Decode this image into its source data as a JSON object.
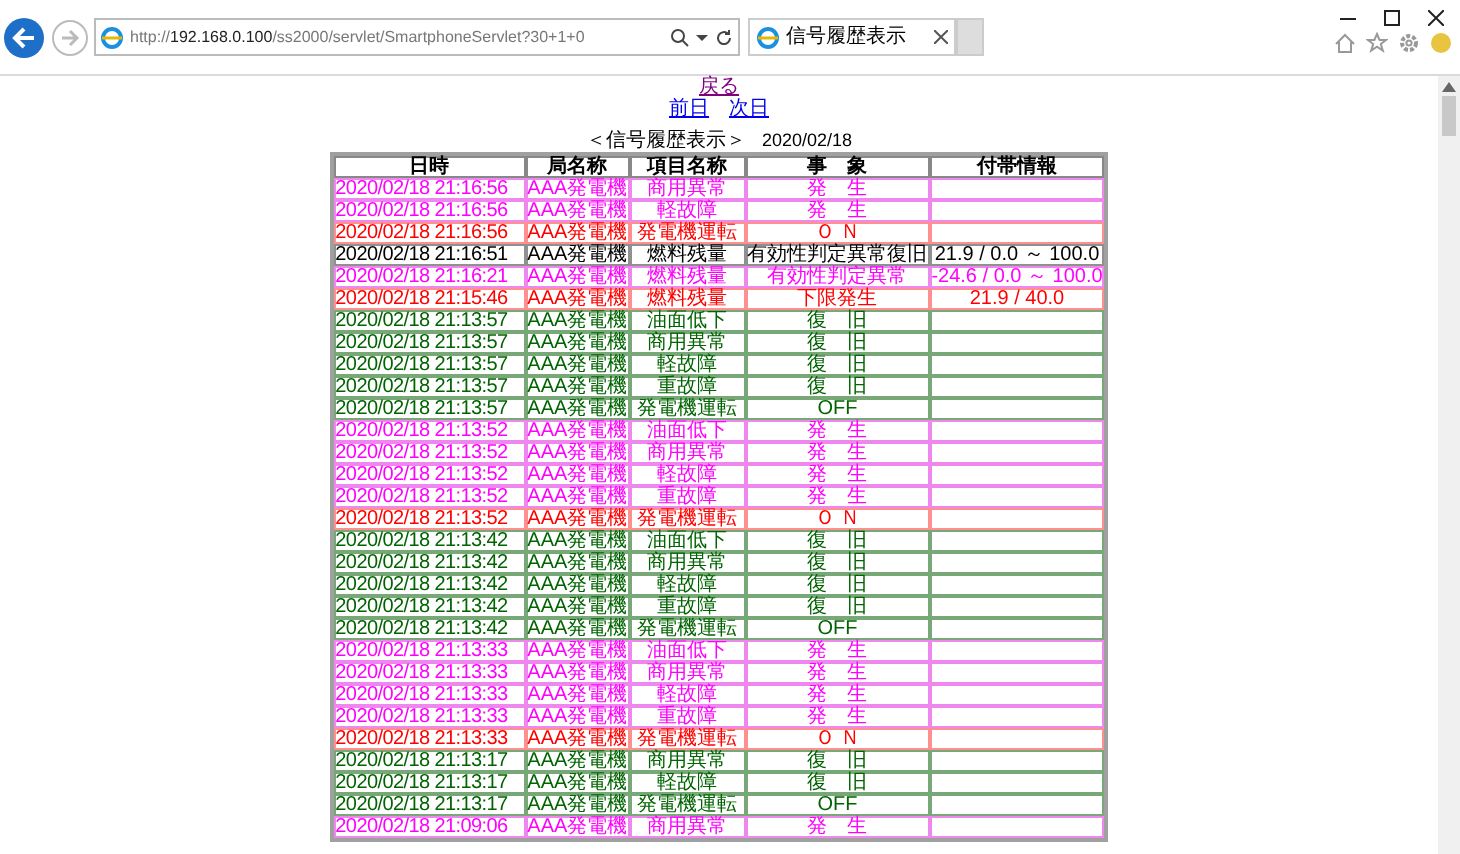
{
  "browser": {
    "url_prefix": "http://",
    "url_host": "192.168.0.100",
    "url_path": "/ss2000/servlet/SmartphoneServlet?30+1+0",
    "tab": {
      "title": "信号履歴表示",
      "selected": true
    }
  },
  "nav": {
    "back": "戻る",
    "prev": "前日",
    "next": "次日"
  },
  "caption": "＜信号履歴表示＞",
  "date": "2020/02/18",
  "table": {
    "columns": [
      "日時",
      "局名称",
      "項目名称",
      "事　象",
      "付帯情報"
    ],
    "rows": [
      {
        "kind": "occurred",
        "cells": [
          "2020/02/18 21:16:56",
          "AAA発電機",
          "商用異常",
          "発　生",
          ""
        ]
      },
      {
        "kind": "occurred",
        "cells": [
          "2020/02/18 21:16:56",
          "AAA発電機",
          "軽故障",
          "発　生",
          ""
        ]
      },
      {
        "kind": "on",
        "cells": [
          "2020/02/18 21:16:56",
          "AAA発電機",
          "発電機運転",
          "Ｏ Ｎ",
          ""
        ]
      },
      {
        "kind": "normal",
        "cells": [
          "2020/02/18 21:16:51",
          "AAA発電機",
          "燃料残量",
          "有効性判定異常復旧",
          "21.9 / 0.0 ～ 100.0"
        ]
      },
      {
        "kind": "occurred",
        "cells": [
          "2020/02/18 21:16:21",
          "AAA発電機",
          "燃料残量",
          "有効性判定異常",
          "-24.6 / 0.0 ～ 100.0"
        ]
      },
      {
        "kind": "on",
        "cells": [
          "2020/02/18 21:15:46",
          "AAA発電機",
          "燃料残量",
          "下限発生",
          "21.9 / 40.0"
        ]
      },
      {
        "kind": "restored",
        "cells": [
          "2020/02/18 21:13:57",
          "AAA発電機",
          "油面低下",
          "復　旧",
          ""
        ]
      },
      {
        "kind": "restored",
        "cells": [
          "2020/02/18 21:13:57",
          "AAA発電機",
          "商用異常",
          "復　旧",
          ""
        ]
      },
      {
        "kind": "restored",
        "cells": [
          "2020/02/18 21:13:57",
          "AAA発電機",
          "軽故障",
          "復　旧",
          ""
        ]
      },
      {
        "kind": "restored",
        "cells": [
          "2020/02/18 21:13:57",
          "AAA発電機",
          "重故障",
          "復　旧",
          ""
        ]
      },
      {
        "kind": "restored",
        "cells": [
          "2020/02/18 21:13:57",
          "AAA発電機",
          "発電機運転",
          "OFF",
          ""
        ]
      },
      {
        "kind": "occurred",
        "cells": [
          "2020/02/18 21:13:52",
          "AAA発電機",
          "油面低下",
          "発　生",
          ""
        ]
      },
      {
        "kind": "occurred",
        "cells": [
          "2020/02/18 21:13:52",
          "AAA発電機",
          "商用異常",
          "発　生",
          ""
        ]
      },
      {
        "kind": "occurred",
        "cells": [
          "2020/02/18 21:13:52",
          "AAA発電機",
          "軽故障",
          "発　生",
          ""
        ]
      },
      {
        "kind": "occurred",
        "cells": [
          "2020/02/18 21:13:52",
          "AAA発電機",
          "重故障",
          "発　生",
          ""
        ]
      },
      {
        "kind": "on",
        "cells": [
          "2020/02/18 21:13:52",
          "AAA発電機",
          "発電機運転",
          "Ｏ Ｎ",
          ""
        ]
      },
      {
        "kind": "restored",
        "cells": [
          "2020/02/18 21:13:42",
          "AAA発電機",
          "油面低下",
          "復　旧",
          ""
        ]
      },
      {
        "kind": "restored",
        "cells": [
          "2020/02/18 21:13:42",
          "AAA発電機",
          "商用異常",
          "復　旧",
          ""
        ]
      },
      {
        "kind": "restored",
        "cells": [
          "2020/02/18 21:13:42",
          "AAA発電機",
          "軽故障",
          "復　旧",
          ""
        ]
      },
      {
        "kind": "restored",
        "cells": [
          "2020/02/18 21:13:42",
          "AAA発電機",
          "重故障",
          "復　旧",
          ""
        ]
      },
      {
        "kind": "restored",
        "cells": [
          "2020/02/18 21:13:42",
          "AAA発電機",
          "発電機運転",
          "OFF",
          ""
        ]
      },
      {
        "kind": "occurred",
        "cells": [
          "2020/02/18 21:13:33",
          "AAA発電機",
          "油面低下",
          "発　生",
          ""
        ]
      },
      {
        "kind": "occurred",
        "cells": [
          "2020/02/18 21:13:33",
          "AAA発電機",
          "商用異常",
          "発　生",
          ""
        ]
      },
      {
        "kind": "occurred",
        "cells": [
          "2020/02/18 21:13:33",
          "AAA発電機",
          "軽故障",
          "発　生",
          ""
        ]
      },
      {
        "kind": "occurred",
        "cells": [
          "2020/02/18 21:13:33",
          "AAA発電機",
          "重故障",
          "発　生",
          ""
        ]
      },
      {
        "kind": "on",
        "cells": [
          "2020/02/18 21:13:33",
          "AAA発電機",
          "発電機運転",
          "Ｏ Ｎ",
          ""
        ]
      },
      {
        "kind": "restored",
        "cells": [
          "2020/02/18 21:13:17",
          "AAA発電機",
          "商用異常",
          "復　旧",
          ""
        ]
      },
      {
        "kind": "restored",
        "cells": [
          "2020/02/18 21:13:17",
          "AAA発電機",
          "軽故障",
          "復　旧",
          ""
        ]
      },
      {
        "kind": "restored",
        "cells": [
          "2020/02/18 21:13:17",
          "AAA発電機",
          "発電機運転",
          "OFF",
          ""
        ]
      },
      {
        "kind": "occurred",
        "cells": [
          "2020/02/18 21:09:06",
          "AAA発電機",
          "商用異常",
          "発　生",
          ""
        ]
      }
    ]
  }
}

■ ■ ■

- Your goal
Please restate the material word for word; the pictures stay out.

- Your solution
Decode this image into its source data as a JSON object.
{
  "browser": {
    "url_prefix": "http://",
    "url_host": "192.168.0.100",
    "url_path": "/ss2000/servlet/SmartphoneServlet?30+1+0",
    "tab": {
      "title": "信号履歴表示",
      "selected": true
    }
  },
  "nav": {
    "back": "戻る",
    "prev": "前日",
    "next": "次日"
  },
  "caption": "＜信号履歴表示＞",
  "date": "2020/02/18",
  "table": {
    "columns": [
      "日時",
      "局名称",
      "項目名称",
      "事　象",
      "付帯情報"
    ],
    "rows": [
      {
        "kind": "occurred",
        "cells": [
          "2020/02/18 21:16:56",
          "AAA発電機",
          "商用異常",
          "発　生",
          ""
        ]
      },
      {
        "kind": "occurred",
        "cells": [
          "2020/02/18 21:16:56",
          "AAA発電機",
          "軽故障",
          "発　生",
          ""
        ]
      },
      {
        "kind": "on",
        "cells": [
          "2020/02/18 21:16:56",
          "AAA発電機",
          "発電機運転",
          "Ｏ Ｎ",
          ""
        ]
      },
      {
        "kind": "normal",
        "cells": [
          "2020/02/18 21:16:51",
          "AAA発電機",
          "燃料残量",
          "有効性判定異常復旧",
          "21.9 / 0.0 ～ 100.0"
        ]
      },
      {
        "kind": "occurred",
        "cells": [
          "2020/02/18 21:16:21",
          "AAA発電機",
          "燃料残量",
          "有効性判定異常",
          "-24.6 / 0.0 ～ 100.0"
        ]
      },
      {
        "kind": "on",
        "cells": [
          "2020/02/18 21:15:46",
          "AAA発電機",
          "燃料残量",
          "下限発生",
          "21.9 / 40.0"
        ]
      },
      {
        "kind": "restored",
        "cells": [
          "2020/02/18 21:13:57",
          "AAA発電機",
          "油面低下",
          "復　旧",
          ""
        ]
      },
      {
        "kind": "restored",
        "cells": [
          "2020/02/18 21:13:57",
          "AAA発電機",
          "商用異常",
          "復　旧",
          ""
        ]
      },
      {
        "kind": "restored",
        "cells": [
          "2020/02/18 21:13:57",
          "AAA発電機",
          "軽故障",
          "復　旧",
          ""
        ]
      },
      {
        "kind": "restored",
        "cells": [
          "2020/02/18 21:13:57",
          "AAA発電機",
          "重故障",
          "復　旧",
          ""
        ]
      },
      {
        "kind": "restored",
        "cells": [
          "2020/02/18 21:13:57",
          "AAA発電機",
          "発電機運転",
          "OFF",
          ""
        ]
      },
      {
        "kind": "occurred",
        "cells": [
          "2020/02/18 21:13:52",
          "AAA発電機",
          "油面低下",
          "発　生",
          ""
        ]
      },
      {
        "kind": "occurred",
        "cells": [
          "2020/02/18 21:13:52",
          "AAA発電機",
          "商用異常",
          "発　生",
          ""
        ]
      },
      {
        "kind": "occurred",
        "cells": [
          "2020/02/18 21:13:52",
          "AAA発電機",
          "軽故障",
          "発　生",
          ""
        ]
      },
      {
        "kind": "occurred",
        "cells": [
          "2020/02/18 21:13:52",
          "AAA発電機",
          "重故障",
          "発　生",
          ""
        ]
      },
      {
        "kind": "on",
        "cells": [
          "2020/02/18 21:13:52",
          "AAA発電機",
          "発電機運転",
          "Ｏ Ｎ",
          ""
        ]
      },
      {
        "kind": "restored",
        "cells": [
          "2020/02/18 21:13:42",
          "AAA発電機",
          "油面低下",
          "復　旧",
          ""
        ]
      },
      {
        "kind": "restored",
        "cells": [
          "2020/02/18 21:13:42",
          "AAA発電機",
          "商用異常",
          "復　旧",
          ""
        ]
      },
      {
        "kind": "restored",
        "cells": [
          "2020/02/18 21:13:42",
          "AAA発電機",
          "軽故障",
          "復　旧",
          ""
        ]
      },
      {
        "kind": "restored",
        "cells": [
          "2020/02/18 21:13:42",
          "AAA発電機",
          "重故障",
          "復　旧",
          ""
        ]
      },
      {
        "kind": "restored",
        "cells": [
          "2020/02/18 21:13:42",
          "AAA発電機",
          "発電機運転",
          "OFF",
          ""
        ]
      },
      {
        "kind": "occurred",
        "cells": [
          "2020/02/18 21:13:33",
          "AAA発電機",
          "油面低下",
          "発　生",
          ""
        ]
      },
      {
        "kind": "occurred",
        "cells": [
          "2020/02/18 21:13:33",
          "AAA発電機",
          "商用異常",
          "発　生",
          ""
        ]
      },
      {
        "kind": "occurred",
        "cells": [
          "2020/02/18 21:13:33",
          "AAA発電機",
          "軽故障",
          "発　生",
          ""
        ]
      },
      {
        "kind": "occurred",
        "cells": [
          "2020/02/18 21:13:33",
          "AAA発電機",
          "重故障",
          "発　生",
          ""
        ]
      },
      {
        "kind": "on",
        "cells": [
          "2020/02/18 21:13:33",
          "AAA発電機",
          "発電機運転",
          "Ｏ Ｎ",
          ""
        ]
      },
      {
        "kind": "restored",
        "cells": [
          "2020/02/18 21:13:17",
          "AAA発電機",
          "商用異常",
          "復　旧",
          ""
        ]
      },
      {
        "kind": "restored",
        "cells": [
          "2020/02/18 21:13:17",
          "AAA発電機",
          "軽故障",
          "復　旧",
          ""
        ]
      },
      {
        "kind": "restored",
        "cells": [
          "2020/02/18 21:13:17",
          "AAA発電機",
          "発電機運転",
          "OFF",
          ""
        ]
      },
      {
        "kind": "occurred",
        "cells": [
          "2020/02/18 21:09:06",
          "AAA発電機",
          "商用異常",
          "発　生",
          ""
        ]
      }
    ]
  }
}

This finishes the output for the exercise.